“More policy easing is likely. But private sector credit demand is likely to remain subdued while, on current budgetary plans, local government borrowing is about to slow. A dramatic increase in credit growth still seems unlikely.”

Chinese policymakers have stepped up support for the slowing economy as Shanghai and other cities ease coronavirus lockdowns following a drop in new infections.

The cabinet announced a package of 33 policy steps last month, including broader tax credit rebates and the postponing of social security payments and loan repayments to support businesses.

Financial authorities also told commercial banks last month to speed up lending.

In May, the central bank cut its benchmark reference rate for mortgages by an unexpectedly wide margin – its second reduction this year – in a bid to turn around the contracting housing market, which is a key economic growth driver.

But analysts say both banks and potential borrowers remain wary of further virus disruptions.

After discovering a handful of new cases, China’s commercial hub of Shanghai will lock down millions of people for mass coronavirus testing this weekend – just 10 days after lifting a gruelling two-month lockdown – unsettling residents and raising concerns about the business impact.

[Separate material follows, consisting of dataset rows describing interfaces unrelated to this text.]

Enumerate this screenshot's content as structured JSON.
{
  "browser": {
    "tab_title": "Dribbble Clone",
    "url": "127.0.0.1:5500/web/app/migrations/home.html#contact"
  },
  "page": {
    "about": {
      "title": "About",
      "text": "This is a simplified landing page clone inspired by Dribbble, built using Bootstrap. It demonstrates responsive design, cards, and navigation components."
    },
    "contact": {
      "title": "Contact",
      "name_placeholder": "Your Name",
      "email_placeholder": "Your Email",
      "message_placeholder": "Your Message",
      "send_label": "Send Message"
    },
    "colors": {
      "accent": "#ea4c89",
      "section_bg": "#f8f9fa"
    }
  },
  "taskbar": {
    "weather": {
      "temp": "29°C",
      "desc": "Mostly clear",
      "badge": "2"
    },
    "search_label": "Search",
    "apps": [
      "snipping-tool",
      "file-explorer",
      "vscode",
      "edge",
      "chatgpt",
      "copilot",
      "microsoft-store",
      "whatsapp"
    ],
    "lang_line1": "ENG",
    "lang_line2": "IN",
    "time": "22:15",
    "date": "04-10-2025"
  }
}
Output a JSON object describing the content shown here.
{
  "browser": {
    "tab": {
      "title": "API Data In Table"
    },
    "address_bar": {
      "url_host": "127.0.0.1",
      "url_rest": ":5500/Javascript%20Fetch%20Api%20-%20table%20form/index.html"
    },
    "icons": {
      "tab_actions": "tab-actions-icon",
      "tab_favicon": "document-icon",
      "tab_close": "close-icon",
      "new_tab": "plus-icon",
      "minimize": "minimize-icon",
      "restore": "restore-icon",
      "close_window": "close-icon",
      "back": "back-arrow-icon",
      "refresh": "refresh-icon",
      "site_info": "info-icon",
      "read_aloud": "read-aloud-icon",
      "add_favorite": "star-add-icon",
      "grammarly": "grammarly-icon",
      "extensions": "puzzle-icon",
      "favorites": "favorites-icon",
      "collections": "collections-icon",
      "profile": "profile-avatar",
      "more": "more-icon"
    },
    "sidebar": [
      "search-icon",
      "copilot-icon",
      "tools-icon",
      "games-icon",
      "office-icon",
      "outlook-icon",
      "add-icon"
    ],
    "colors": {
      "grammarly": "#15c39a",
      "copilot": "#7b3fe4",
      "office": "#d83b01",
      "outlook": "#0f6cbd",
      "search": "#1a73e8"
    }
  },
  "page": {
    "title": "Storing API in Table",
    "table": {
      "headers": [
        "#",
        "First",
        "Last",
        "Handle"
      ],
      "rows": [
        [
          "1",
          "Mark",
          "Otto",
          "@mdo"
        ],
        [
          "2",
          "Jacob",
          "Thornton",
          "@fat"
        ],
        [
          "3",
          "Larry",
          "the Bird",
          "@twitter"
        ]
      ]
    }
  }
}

Premier Li Keqiang has vowed to achieve positive economic growth in the second quarter, although many private sector economists have pencilled in a contraction.

China will increase the credit quota for policy banks by 800 billion yuan (US$120 billion) for them to support infrastructure construction, state television CCTV reported, citing a cabinet meeting.

China orders U$120 billion infrastructure push amid slowing economy

The broad M2 money supply – which measures cash equivalents sitting in depository institutions – grew by 11.1 per cent from a year earlier, central bank data showed, surpassing estimates of 10.4 per cent in the Reuters poll. M2 grew 10.5 per cent in April from a year prior.

Outstanding yuan loans grew 11 per cent in May from a year earlier, compared with 10.9 per cent growth in April. Analysts had expected 10.7 per cent growth.

Growth of outstanding total social financing (TSF), a broad measure of credit and liquidity in the economy, quickened to 10.5 per cent in May from 10.2 per cent in April.

TSF includes off-balance sheet forms of financing that exist outside the conventional bank lending system, such as initial public offerings, loans from trust companies and bond sales.

In May, TSF jumped to 2.79 trillion yuan from 910.2 billion yuan in April. Analysts polled by Reuters had expected May TSF of 2.02 trillion yuan.